The Real Deal on the War in Yemen
The latest war in Yemen, ongoing since 2015, started when the Houthi
tribes in the north made a deal with former President Saleh (whose son
remained head of the army under the agreement made with the Saudis to
get him to vacate the Yemen Presidency) to work together to conquer
all of Yemen militarily.
The Houthis and the Yemen Army under Pres. Saleh’s government had over
the years fought 4 wars against each other, each ended more by
exhaustion on both sides rather that on the battlefield. Having most
of the military forces in Yemen, together they would be able to
quickly capture all of Yemen, particularly the southern oil fields
which were the main producers of what little foreign currency Yemen
earned, and a fait accompli was in the works.
Remember now, until 1990 and the mediation of the then Eritrean
independence struggle brought about re-unification, there were two
independent Yemens, North Yemen and South Yemen. This reunification
took place without any CIA, Soviet, British or French involvement and
was a completely homegrown success.
With the chaos resulting from the popular revolt against the Saleh
regime and what amounted to a power vacuum following the abdication of
President Saleh and the Saudi appointment of a toothless caretaker
goverment, the Houthis and Pres. Saleh saw a chance to seize power,
though for how long it would be before they were at each others
throats once they had power was another question. The Houthis were
later to assassinate Saleh when he went over to the Saudis after the
The combined might of the Yemen Army and the Houthi militias quickly
captured the capital Sana’a and began steadily driving the southern
mainly Sunni militias from stategic positions. Just as the fighting
was reaching a critical point the Saudi military, alongside units of
the UAE, with critical US air refueling support, intervened and
stopped the advance of the combined Houthi/Yemen Army. Eventually the
intervention forced the mainly northern based fighters back to where
the stalemate exists today.
When the Houthi/Saleh coup was launched the Iranians, oft accused of
being the main instigators in all of this, were in the midst of
completing a Nuclear deal with the Obama Administration in the USA in
the hope of getting the very damaging economic sanctions imposed by
the US lifted to some degree.
The Iranians were not happy when the war broke out and publically
expressed their misgivings when the Yemen capital Sana’a fell to the
Houthi/Yemen Army. Iran wanted peace in the region, at least until
they got their economy growing and dissipating domestic discontent.
It wasnt until Donald Trump became US President and scrapped the
Nuclear Deal and reimposed crippling economic sanctions against Iran
did the Iranian leadership begin to actively support the Houthis now
in sole possesion of the north of Yemen.
It didnt take much help from the Iranian “drone super power” to see a
low cost catastrophe inflicted on the Saudi oil fields by the Houthis
sending a seismic geopolitical shockwave rolling across the planet.

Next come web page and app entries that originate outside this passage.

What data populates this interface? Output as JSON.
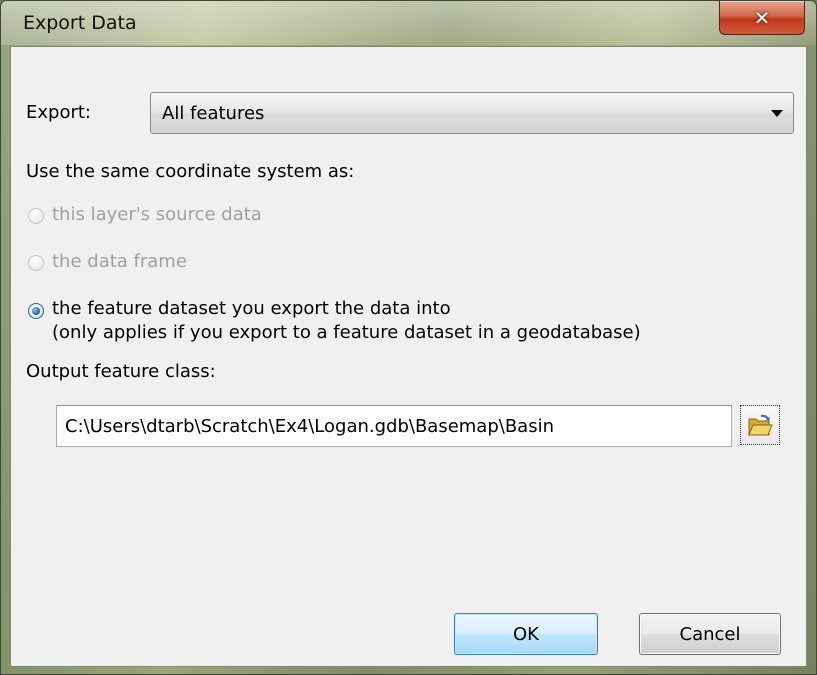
{
  "window": {
    "title": "Export Data",
    "close_glyph": "✕"
  },
  "export": {
    "label": "Export:",
    "selected": "All features"
  },
  "coordinate_system": {
    "heading": "Use the same coordinate system as:",
    "options": [
      {
        "label": "this layer's source data",
        "enabled": false,
        "checked": false
      },
      {
        "label": "the data frame",
        "enabled": false,
        "checked": false
      },
      {
        "label": "the feature dataset you export the data into",
        "label_line2": "(only applies if you export to a feature dataset in a geodatabase)",
        "enabled": true,
        "checked": true
      }
    ]
  },
  "output": {
    "label": "Output feature class:",
    "value": "C:\\Users\\dtarb\\Scratch\\Ex4\\Logan.gdb\\Basemap\\Basin",
    "browse_icon": "open-folder-icon"
  },
  "buttons": {
    "ok": "OK",
    "cancel": "Cancel"
  }
}
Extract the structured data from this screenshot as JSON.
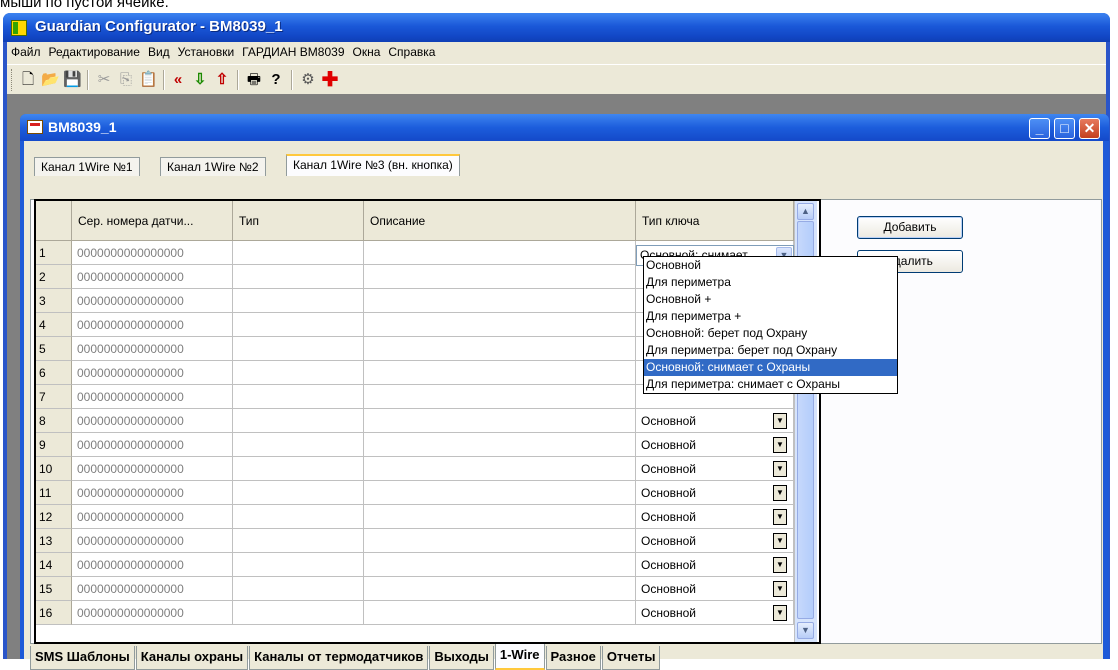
{
  "caption": "мыши по пустой ячейке.",
  "app": {
    "title": "Guardian Configurator - BM8039_1"
  },
  "menu": [
    "Файл",
    "Редактирование",
    "Вид",
    "Установки",
    "ГАРДИАН BM8039",
    "Окна",
    "Справка"
  ],
  "toolbar_icons": [
    "new-file-icon",
    "open-folder-icon",
    "save-icon",
    "cut-icon",
    "copy-icon",
    "paste-icon",
    "read-back-icon",
    "download-icon",
    "upload-icon",
    "print-icon",
    "help-icon",
    "settings-icon",
    "red-cross-icon"
  ],
  "child": {
    "title": "BM8039_1"
  },
  "tabs": [
    "Канал 1Wire №1",
    "Канал 1Wire №2",
    "Канал 1Wire №3 (вн. кнопка)"
  ],
  "active_tab": 2,
  "grid": {
    "headers": [
      "Сер. номера датчи...",
      "Тип",
      "Описание",
      "Тип ключа"
    ],
    "rows": [
      {
        "n": "1",
        "serial": "0000000000000000"
      },
      {
        "n": "2",
        "serial": "0000000000000000"
      },
      {
        "n": "3",
        "serial": "0000000000000000"
      },
      {
        "n": "4",
        "serial": "0000000000000000"
      },
      {
        "n": "5",
        "serial": "0000000000000000"
      },
      {
        "n": "6",
        "serial": "0000000000000000"
      },
      {
        "n": "7",
        "serial": "0000000000000000"
      },
      {
        "n": "8",
        "serial": "0000000000000000",
        "key": "Основной"
      },
      {
        "n": "9",
        "serial": "0000000000000000",
        "key": "Основной"
      },
      {
        "n": "10",
        "serial": "0000000000000000",
        "key": "Основной"
      },
      {
        "n": "11",
        "serial": "0000000000000000",
        "key": "Основной"
      },
      {
        "n": "12",
        "serial": "0000000000000000",
        "key": "Основной"
      },
      {
        "n": "13",
        "serial": "0000000000000000",
        "key": "Основной"
      },
      {
        "n": "14",
        "serial": "0000000000000000",
        "key": "Основной"
      },
      {
        "n": "15",
        "serial": "0000000000000000",
        "key": "Основной"
      },
      {
        "n": "16",
        "serial": "0000000000000000",
        "key": "Основной"
      }
    ],
    "combo_value": "Основной: снимает",
    "dropdown_options": [
      "Основной",
      "Для периметра",
      "Основной +",
      "Для периметра +",
      "Основной: берет под Охрану",
      "Для периметра: берет под Охрану",
      "Основной: снимает с Охраны",
      "Для периметра: снимает с Охраны"
    ],
    "dropdown_selected": 6
  },
  "buttons": {
    "add": "Добавить",
    "delete": "Удалить"
  },
  "bottom_tabs": [
    "SMS Шаблоны",
    "Каналы охраны",
    "Каналы от термодатчиков",
    "Выходы",
    "1-Wire",
    "Разное",
    "Отчеты"
  ],
  "active_bottom_tab": 4
}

Now the Saudi leadership seems willing to talk to Iran, at least
indirectly, no more “cut off the head of the snake” talk at least.
The new “ceasefire”, though no such thing has ever occured in Yemen,
has seen the Saudi backed forces take over key infrastructure
previously being contested with the Houthis. The key is if the Saudi
air force continues its indescriminate bombing campaigns there will be
no real progress towards peace. So far the bombing campaign has been
reported to be reduced by over half.
As predicted in these pages Yemen has become Saudi Arabia’s Vietnam,
and the UAE for its part is disentangling itself further from this
mess. How long before the Saudis declare victory and leaves Yemen to
the Yemenis is unknown, but if Iran and Saudi Arabia come to some sort
of tacit peace deal who knows what could happen, peace may break out
in Yemen before we realize it.
Of course the USA will be dead against this happening and expect to
see a lot of high profile visits by senior Trump minions to prevent
peace breaking out. Maybe another series of devastating drone attacks
on Saudi oil fields may be needed to bring all sides to peace talks.
The key to reunification of Yemen is negotiations, and the only real
successful negotiations in recent times was under Eritrean leadership
ie 1990. Eritrea has been successful recently in leading the outbreak
of peace in Ethiopia and Sudan. Hopefully Yemen is next, inshallah.
The problem is to many players vieing for a role in one of the most
strategically critical chokepoints in the world, the Baab Al Mandeb
straights where the Indian Ocean joins the Red Sea. If left alone the
Yemenis with Eritrean mediation could solve their own problems once
Thomas C. Mountain is an historian and educator living and reporting
from Eritrea since 2006. See thomascmountain on Facebook or best reach
him at thomascmountain at g mail dot com